3. There is no evidence that the same intelligent, talented, motivated and able individual who graduates from college will make a million more dollars over his or her lifetime than that individual would have in the alternate universe where he or she did not go to college.
4. The college-going twin will have massive debt to deal with, however.
Widespread belief in the deceptive New York Times statement, moreover, is one reason why colleges get away with charging such obscene tuition to do…what, exactly? Yes, college is a convenient stalling method to allow immature teens to be supervised while their brains grow and they make their dumbest mistakes in life competencies in a relatively safe cocoon. Yes, the opportunity to develop interests and talents—journalism, drama, athletics, political activism, writing, public speaking, management, leadership—in the organizations fostered and funded by universities is valuable.

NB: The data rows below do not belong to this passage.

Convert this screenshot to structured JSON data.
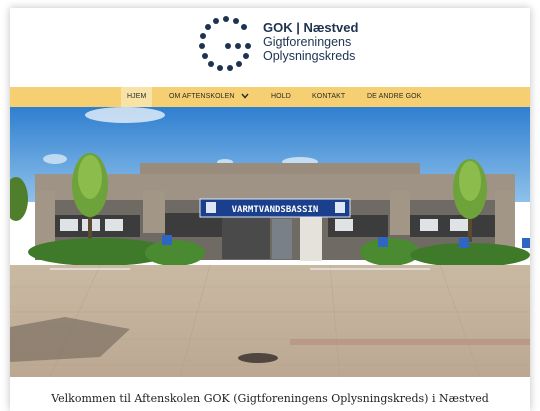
{
  "brand": {
    "name": "GOK | Næstved",
    "line1": "Gigtforeningens",
    "line2": "Oplysningskreds"
  },
  "nav": {
    "items": [
      {
        "label": "HJEM",
        "active": true
      },
      {
        "label": "OM AFTENSKOLEN",
        "dropdown": true
      },
      {
        "label": "HOLD"
      },
      {
        "label": "KONTAKT"
      },
      {
        "label": "DE ANDRE GOK"
      }
    ]
  },
  "hero": {
    "sign_text": "VARMTVANDSBASSIN"
  },
  "welcome_text": "Velkommen til Aftenskolen GOK (Gigtforeningens Oplysningskreds) i Næstved",
  "colors": {
    "nav_bg": "#f5cf71",
    "nav_active_bg": "#f7e3a6",
    "brand_dark": "#1d3350",
    "sky": "#3f8fd6"
  }
}
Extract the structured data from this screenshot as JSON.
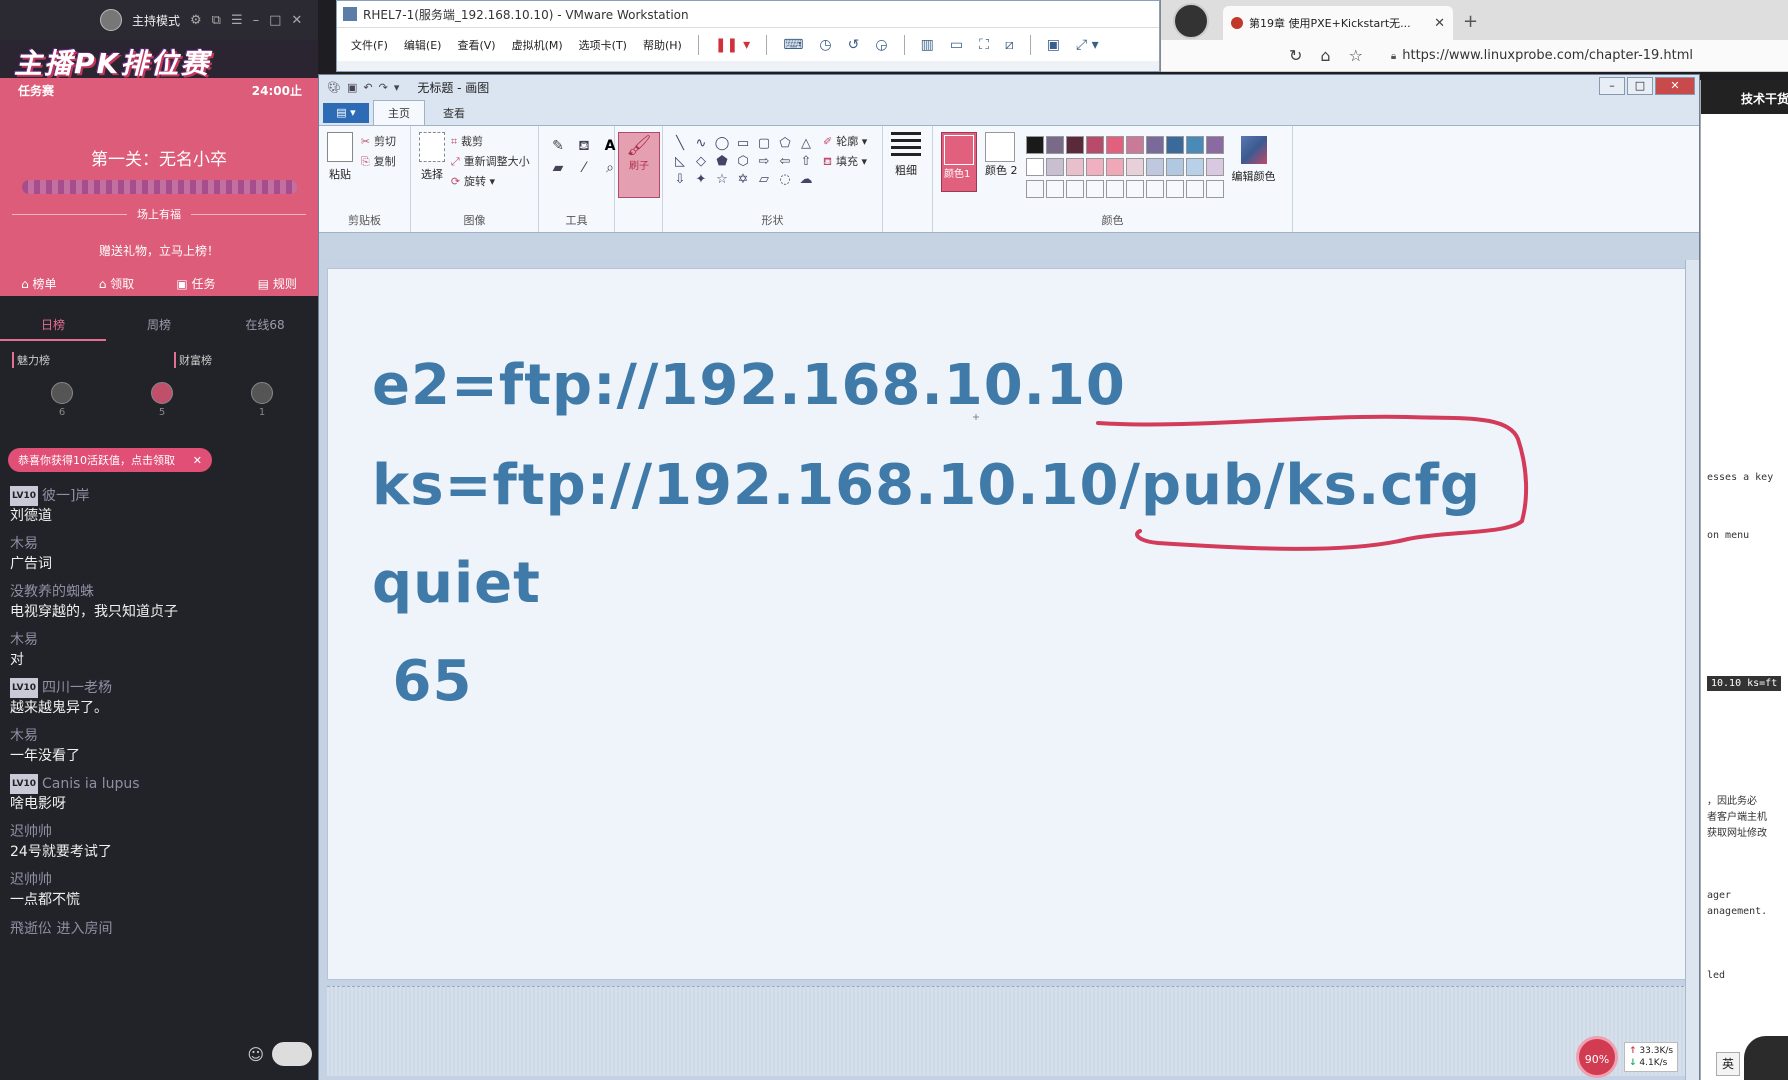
{
  "live": {
    "mode": "主持模式",
    "banner": "主播PK排位赛",
    "task_label": "任务赛",
    "time_label": "24:00止",
    "level_title": "第一关：无名小卒",
    "ranking_label": "场上有福",
    "cta": "赠送礼物，立马上榜！",
    "tabs": [
      "榜单",
      "领取",
      "任务",
      "规则"
    ],
    "subtabs": [
      "日榜",
      "周榜",
      "在线68"
    ],
    "charm_label": "魅力榜",
    "wealth_label": "财富榜",
    "ranks": [
      "6",
      "5",
      "1"
    ],
    "toast": "恭喜你获得10活跃值，点击领取",
    "chat": [
      {
        "user": "彼一]岸",
        "badge": "LV10",
        "text": "刘德道"
      },
      {
        "user": "木易",
        "badge": "",
        "text": "广告词"
      },
      {
        "user": "没教养的蜘蛛",
        "badge": "",
        "text": "电视穿越的，我只知道贞子"
      },
      {
        "user": "木易",
        "badge": "",
        "text": "对"
      },
      {
        "user": "四川一老杨",
        "badge": "LV10",
        "text": "越来越鬼异了。"
      },
      {
        "user": "木易",
        "badge": "",
        "text": "一年没看了"
      },
      {
        "user": "Canis ia lupus",
        "badge": "LV10",
        "text": "啥电影呀"
      },
      {
        "user": "迟帅帅",
        "badge": "",
        "text": "24号就要考试了"
      },
      {
        "user": "迟帅帅",
        "badge": "",
        "text": "一点都不慌"
      }
    ],
    "enter_notice": "飛逝伀 进入房间"
  },
  "vmware": {
    "title": "RHEL7-1(服务端_192.168.10.10) - VMware Workstation",
    "menu": [
      "文件(F)",
      "编辑(E)",
      "查看(V)",
      "虚拟机(M)",
      "选项卡(T)",
      "帮助(H)"
    ]
  },
  "browser": {
    "tab_title": "第19章 使用PXE+Kickstart无...",
    "url": "https://www.linuxprobe.com/chapter-19.html",
    "side_header": "技术干货",
    "side_snippets": [
      "esses a key",
      "on menu",
      "10.10 ks=ft",
      "，因此务必",
      "者客户端主机",
      "获取网址修改",
      "ager",
      "anagement.",
      "led"
    ]
  },
  "paint": {
    "title": "无标题 - 画图",
    "tabs": [
      "主页",
      "查看"
    ],
    "groups": {
      "clipboard": "剪贴板",
      "image": "图像",
      "tools": "工具",
      "shapes": "形状",
      "colors": "颜色"
    },
    "paste": "粘贴",
    "cut": "剪切",
    "copy": "复制",
    "select": "选择",
    "crop": "裁剪",
    "resize": "重新调整大小",
    "rotate": "旋转",
    "brushes": "刷子",
    "outline": "轮廓",
    "fill": "填充",
    "size": "粗细",
    "color1": "颜色1",
    "color2": "颜色 2",
    "edit_colors": "编辑颜色",
    "canvas_lines": [
      "e2=ftp://192.168.10.10",
      "ks=ftp://192.168.10.10/pub/ks.cfg",
      "quiet",
      " 65"
    ],
    "palette_row1": [
      "#1a1a1a",
      "#7a6a8a",
      "#5a2a3a",
      "#b84a6a",
      "#e0607e",
      "#c87a98",
      "#7a6a9a",
      "#3a6a9a",
      "#4a8ab8",
      "#8a6aa0"
    ],
    "palette_row2": [
      "#ffffff",
      "#c8c0d0",
      "#e8c0cc",
      "#f0b0c0",
      "#f0a8b8",
      "#e8d0da",
      "#c0c8e0",
      "#b0c8e0",
      "#b8d0e8",
      "#d8c8e0"
    ],
    "accent": "#e0607e",
    "annotation_color": "#d23c5a"
  },
  "tray": {
    "percent": "90%",
    "up": "33.3K/s",
    "down": "4.1K/s",
    "ime": "英"
  }
}
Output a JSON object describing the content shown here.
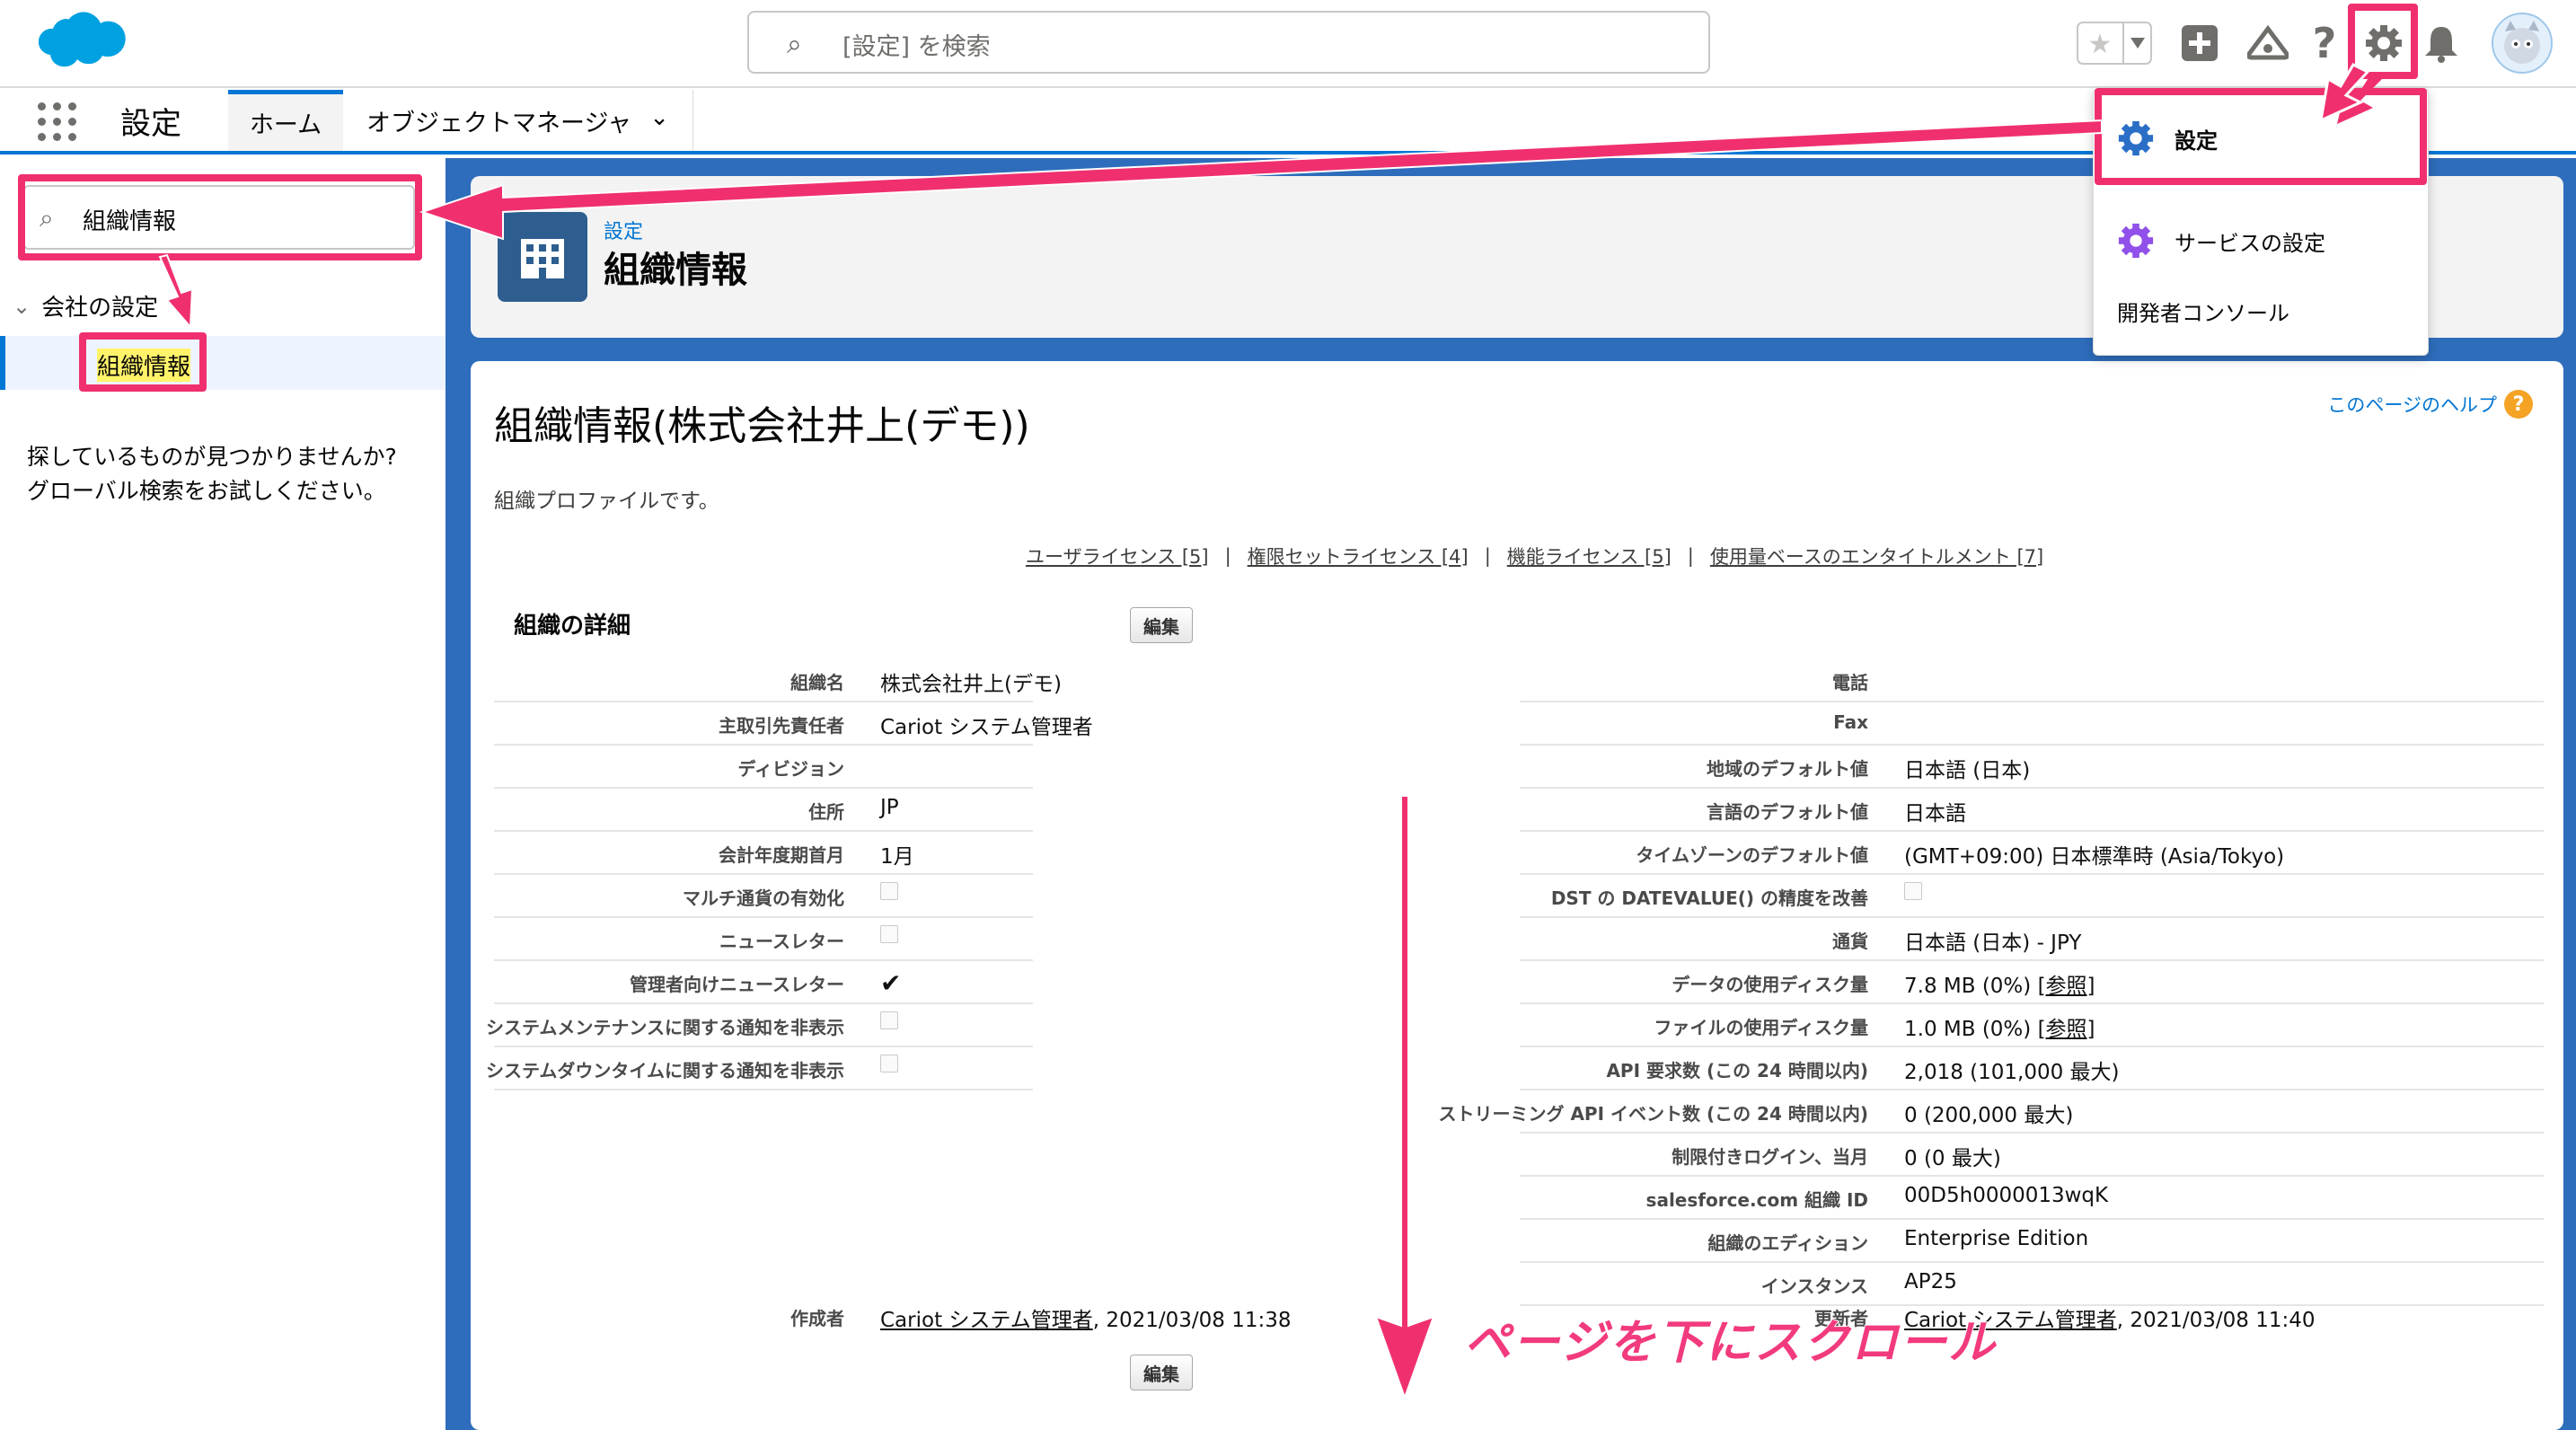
{
  "header": {
    "search_placeholder": "[設定] を検索",
    "icons": [
      "favorites-star-icon",
      "add-icon",
      "trailhead-icon",
      "help-icon",
      "setup-gear-icon",
      "notification-bell-icon",
      "user-avatar"
    ]
  },
  "nav": {
    "app_title": "設定",
    "tabs": [
      {
        "label": "ホーム"
      },
      {
        "label": "オブジェクトマネージャ"
      }
    ]
  },
  "sidebar": {
    "quick_find_value": "組織情報",
    "tree_parent": "会社の設定",
    "tree_child": "組織情報",
    "not_found_line1": "探しているものが見つかりませんか?",
    "not_found_line2": "グローバル検索をお試しください。"
  },
  "page_header": {
    "subtitle": "設定",
    "title": "組織情報"
  },
  "content": {
    "help_link": "このページのヘルプ",
    "title": "組織情報(株式会社井上(デモ))",
    "description": "組織プロファイルです。",
    "links": [
      {
        "label": "ユーザライセンス [5]"
      },
      {
        "label": "権限セットライセンス [4]"
      },
      {
        "label": "機能ライセンス [5]"
      },
      {
        "label": "使用量ベースのエンタイトルメント [7]"
      }
    ],
    "section_title": "組織の詳細",
    "edit_button": "編集",
    "left_fields": [
      {
        "label": "組織名",
        "value": "株式会社井上(デモ)"
      },
      {
        "label": "主取引先責任者",
        "value": "Cariot システム管理者"
      },
      {
        "label": "ディビジョン",
        "value": ""
      },
      {
        "label": "住所",
        "value": "JP"
      },
      {
        "label": "会計年度期首月",
        "value": "1月"
      },
      {
        "label": "マルチ通貨の有効化",
        "value": "checkbox-off"
      },
      {
        "label": "ニュースレター",
        "value": "checkbox-off"
      },
      {
        "label": "管理者向けニュースレター",
        "value": "✔"
      },
      {
        "label": "システムメンテナンスに関する通知を非表示",
        "value": "checkbox-off"
      },
      {
        "label": "システムダウンタイムに関する通知を非表示",
        "value": "checkbox-off"
      }
    ],
    "right_fields": [
      {
        "label": "電話",
        "value": ""
      },
      {
        "label": "Fax",
        "value": ""
      },
      {
        "label": "地域のデフォルト値",
        "value": "日本語 (日本)"
      },
      {
        "label": "言語のデフォルト値",
        "value": "日本語"
      },
      {
        "label": "タイムゾーンのデフォルト値",
        "value": "(GMT+09:00) 日本標準時 (Asia/Tokyo)"
      },
      {
        "label": "DST の DATEVALUE() の精度を改善",
        "value": "checkbox-off"
      },
      {
        "label": "通貨",
        "value": "日本語 (日本) - JPY"
      },
      {
        "label": "データの使用ディスク量",
        "value": "7.8 MB (0%) ",
        "link": "[参照]"
      },
      {
        "label": "ファイルの使用ディスク量",
        "value": "1.0 MB (0%) ",
        "link": "[参照]"
      },
      {
        "label": "API 要求数 (この 24 時間以内)",
        "value": "2,018 (101,000 最大)"
      },
      {
        "label": "ストリーミング API イベント数 (この 24 時間以内)",
        "value": "0 (200,000 最大)"
      },
      {
        "label": "制限付きログイン、当月",
        "value": "0 (0 最大)"
      },
      {
        "label": "salesforce.com 組織 ID",
        "value": "00D5h0000013wqK"
      },
      {
        "label": "組織のエディション",
        "value": "Enterprise Edition"
      },
      {
        "label": "インスタンス",
        "value": "AP25"
      }
    ],
    "created_by_label": "作成者",
    "created_by_link": "Cariot システム管理者",
    "created_by_date": ", 2021/03/08 11:38",
    "modified_by_label": "更新者",
    "modified_by_link": "Cariot システム管理者",
    "modified_by_date": ", 2021/03/08 11:40"
  },
  "gear_menu": {
    "items": [
      {
        "label": "設定"
      },
      {
        "label": "サービスの設定"
      },
      {
        "label": "開発者コンソール"
      }
    ]
  },
  "annotation": {
    "scroll_text": "ページを下にスクロール",
    "highlight_color": "#f0306e"
  },
  "colors": {
    "brand": "#0176d3",
    "nav_bg": "#2e6dbb",
    "accent_pink": "#f0306e"
  }
}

Every other reason college is supposed to be essential, however, rests on the presumption that it teaches young adults to think, and prepares them to be productive citizens, workers and professionals because they can think clearly, rationally, creatively and without the habitual influence of emotion, rationalizations, logical fallacies and bias.
The evidence—not just one study— suggests that college does not do that, and hasn’t for some time. If this is a fact, and objective consideration strongly points to that conclusion, then a crucial section of the foundation of our society has become unstable, threatening the rest. The ethical (competent, responsible) response to this very serious, indeed dangerous problem is to accept that it is a problem, and to accept the daunting challenge of re-thinking our criteria for identifying qualified employees, re-evaluating the credentialing of colleges, placing professors, courses and degrees under some kind of fair but rigorous scrutiny, and having the courage to consider whether what once was a functional and trustworthy model is no longer able to deliver to American society what it needs.
For decades, the response of policy makers and social engineers has been denial…perhaps because their own critical thinking skills are flawed.
Critical thinking is essential to ethical analysis too.